Professional Jeweler Archive: Four Things You Must Control for Sales Success

January 2005

The Store / For Your Staff

Four Things You Must Control for Sales Success

How you approach your profession makes the difference

by Dave Anderson

1. Control Your Attitude. Attitude is a choice. You can’t choose what happens to you, but you can choose your response. Your attitude will come under siege every day. If you’re not in the right state of mind, you’re much more likely to make the wrong choice. As Winston Churchill remarked, “Success in life is measured by your ability to go from failure to failure without loss of enthusiasm.” Reinforce your attitude by setting and reviewing goals, listening to motivational tapes or reading uplifting material.

2. Control Your Associations. You can associate with and listen to winners or whiners, those who elevate you or those who devastate you. Choose carefully because you tend to become like the people you hang around with. You may have to give up people who narrow your vision, shrink your thinking and diminish your potential. They become the silent, subtle weights beneath your wings. Be aware and keep your distance.

3. Control Your Disciplines. Plan your day, make follow-up calls and contact your customer base, meet prospects at their place of business, role-play and practice presentations. This foundation makes you less susceptible to ruts.

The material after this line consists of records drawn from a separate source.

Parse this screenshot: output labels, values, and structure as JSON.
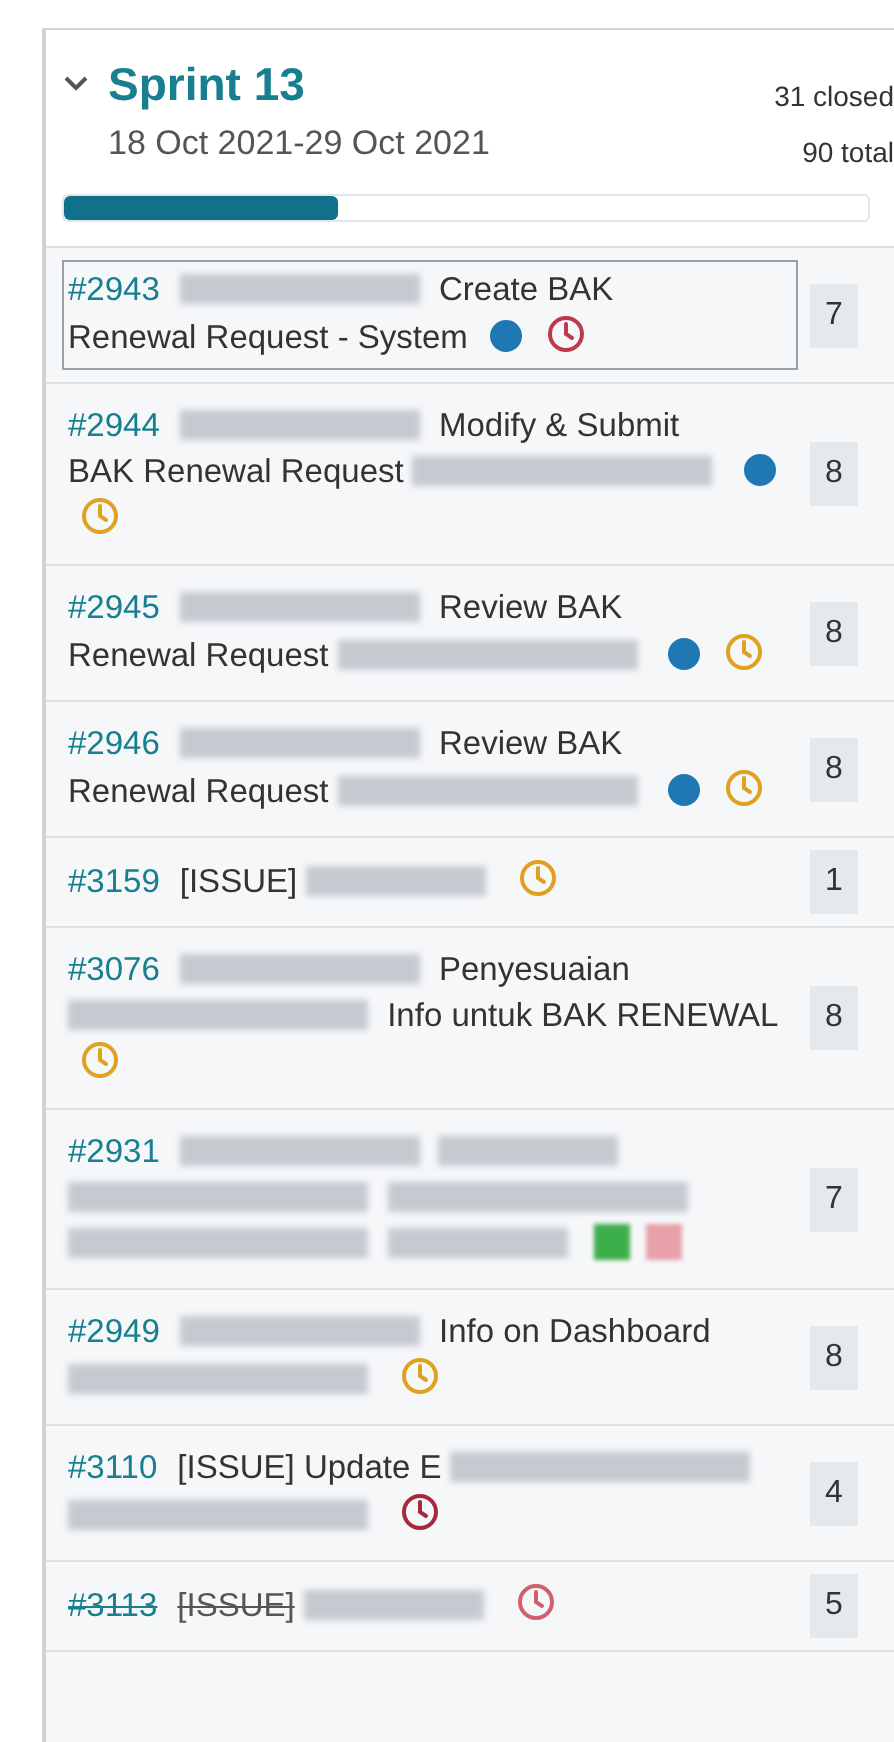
{
  "sprint": {
    "title": "Sprint 13",
    "expanded": true,
    "dates": "18 Oct 2021-29 Oct 2021",
    "closed": "31 closed",
    "total": "90 total",
    "level": 0.34
  },
  "tasks": [
    {
      "id": "#2943",
      "selected": true,
      "closed": false,
      "segments": [
        {
          "kind": "redacted"
        },
        {
          "kind": "text",
          "text": "Create BAK"
        },
        {
          "kind": "text",
          "text": "Renewal Request - System"
        }
      ],
      "markers": [
        {
          "kind": "dot",
          "color": "#1f77b4"
        },
        {
          "kind": "clock",
          "color": "#c0394b"
        }
      ],
      "points": "7"
    },
    {
      "id": "#2944",
      "selected": false,
      "closed": false,
      "segments": [
        {
          "kind": "redacted"
        },
        {
          "kind": "text",
          "text": "Modify & Submit"
        },
        {
          "kind": "text",
          "text": "BAK Renewal Request"
        },
        {
          "kind": "redacted"
        }
      ],
      "markers": [
        {
          "kind": "dot",
          "color": "#1f77b4"
        },
        {
          "kind": "clock",
          "color": "#e0a020"
        }
      ],
      "points": "8"
    },
    {
      "id": "#2945",
      "selected": false,
      "closed": false,
      "segments": [
        {
          "kind": "redacted"
        },
        {
          "kind": "text",
          "text": "Review BAK"
        },
        {
          "kind": "text",
          "text": "Renewal Request"
        },
        {
          "kind": "redacted"
        }
      ],
      "markers": [
        {
          "kind": "dot",
          "color": "#1f77b4"
        },
        {
          "kind": "clock",
          "color": "#e0a020"
        }
      ],
      "points": "8"
    },
    {
      "id": "#2946",
      "selected": false,
      "closed": false,
      "segments": [
        {
          "kind": "redacted"
        },
        {
          "kind": "text",
          "text": "Review BAK"
        },
        {
          "kind": "text",
          "text": "Renewal Request"
        },
        {
          "kind": "redacted"
        }
      ],
      "markers": [
        {
          "kind": "dot",
          "color": "#1f77b4"
        },
        {
          "kind": "clock",
          "color": "#e0a020"
        }
      ],
      "points": "8"
    },
    {
      "id": "#3159",
      "selected": false,
      "closed": false,
      "segments": [
        {
          "kind": "text",
          "text": "[ISSUE]"
        },
        {
          "kind": "redacted"
        }
      ],
      "markers": [
        {
          "kind": "clock",
          "color": "#e0a020"
        }
      ],
      "points": "1"
    },
    {
      "id": "#3076",
      "selected": false,
      "closed": false,
      "segments": [
        {
          "kind": "redacted"
        },
        {
          "kind": "text",
          "text": "Penyesuaian"
        },
        {
          "kind": "redacted"
        },
        {
          "kind": "text",
          "text": "Info untuk BAK RENEWAL"
        }
      ],
      "markers": [
        {
          "kind": "clock",
          "color": "#e0a020"
        }
      ],
      "points": "8"
    },
    {
      "id": "#2931",
      "selected": false,
      "closed": false,
      "segments": [
        {
          "kind": "redacted"
        },
        {
          "kind": "redacted"
        },
        {
          "kind": "redacted"
        },
        {
          "kind": "redacted"
        },
        {
          "kind": "redacted"
        },
        {
          "kind": "redacted"
        }
      ],
      "markers": [
        {
          "kind": "tag",
          "color": "#3cae4a"
        },
        {
          "kind": "tag",
          "color": "#e8a0a8"
        }
      ],
      "points": "7"
    },
    {
      "id": "#2949",
      "selected": false,
      "closed": false,
      "segments": [
        {
          "kind": "redacted"
        },
        {
          "kind": "text",
          "text": "Info on"
        },
        {
          "kind": "text",
          "text": "Dashboard"
        },
        {
          "kind": "redacted"
        }
      ],
      "markers": [
        {
          "kind": "clock",
          "color": "#e0a020"
        }
      ],
      "points": "8"
    },
    {
      "id": "#3110",
      "selected": false,
      "closed": false,
      "segments": [
        {
          "kind": "text",
          "text": "[ISSUE]"
        },
        {
          "kind": "text",
          "text": "Update E"
        },
        {
          "kind": "redacted"
        },
        {
          "kind": "redacted"
        }
      ],
      "markers": [
        {
          "kind": "clock",
          "color": "#a8283c"
        }
      ],
      "points": "4"
    },
    {
      "id": "#3113",
      "selected": false,
      "closed": true,
      "segments": [
        {
          "kind": "text",
          "text": "[ISSUE]"
        },
        {
          "kind": "redacted"
        }
      ],
      "markers": [
        {
          "kind": "clock",
          "color": "#d06070"
        }
      ],
      "points": "5"
    }
  ]
}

4. Control Your Professional Development. The harder you work on yourself, the easier it is to work at your job. Read books or listen to tapes and CDs that upgrade your skills. Develop yourself in the down times and during your drive time to and from work. One of the best ways to create more passion and excitement for what you do is to get better at it. Life won’t automatically improve you, and years of experience don’t necessarily mean you continue to get better at what you do.

What Your Boss Is Thinking

(But might not say out loud)

1. The good of the team comes first.

2. Customers take priority over paperwork.

3. The business is a meritocracy not a welfare state. Everyone gets what he or she earns and deserves.

4. Attack the status quo and develop a dose of paranoia that never allows you to become too comfortable.

5. Loyalty is measured by performance, not the number of years someone cashes paychecks.

6. Getting better is not optional. If you don’t grow, you go.

7. A manager’s priority time is not spent with problem people. It’s spent with people who have potential. A good manager removes problem people.

Source: Dave Anderson

Dave Anderson is a speaker, trainer and author of Up Your Business: 7 Steps to Fix, Build or Stretch Your Organization (John Wiley & Sons). For more information, visit

Copyright © 2005 by Bond Communications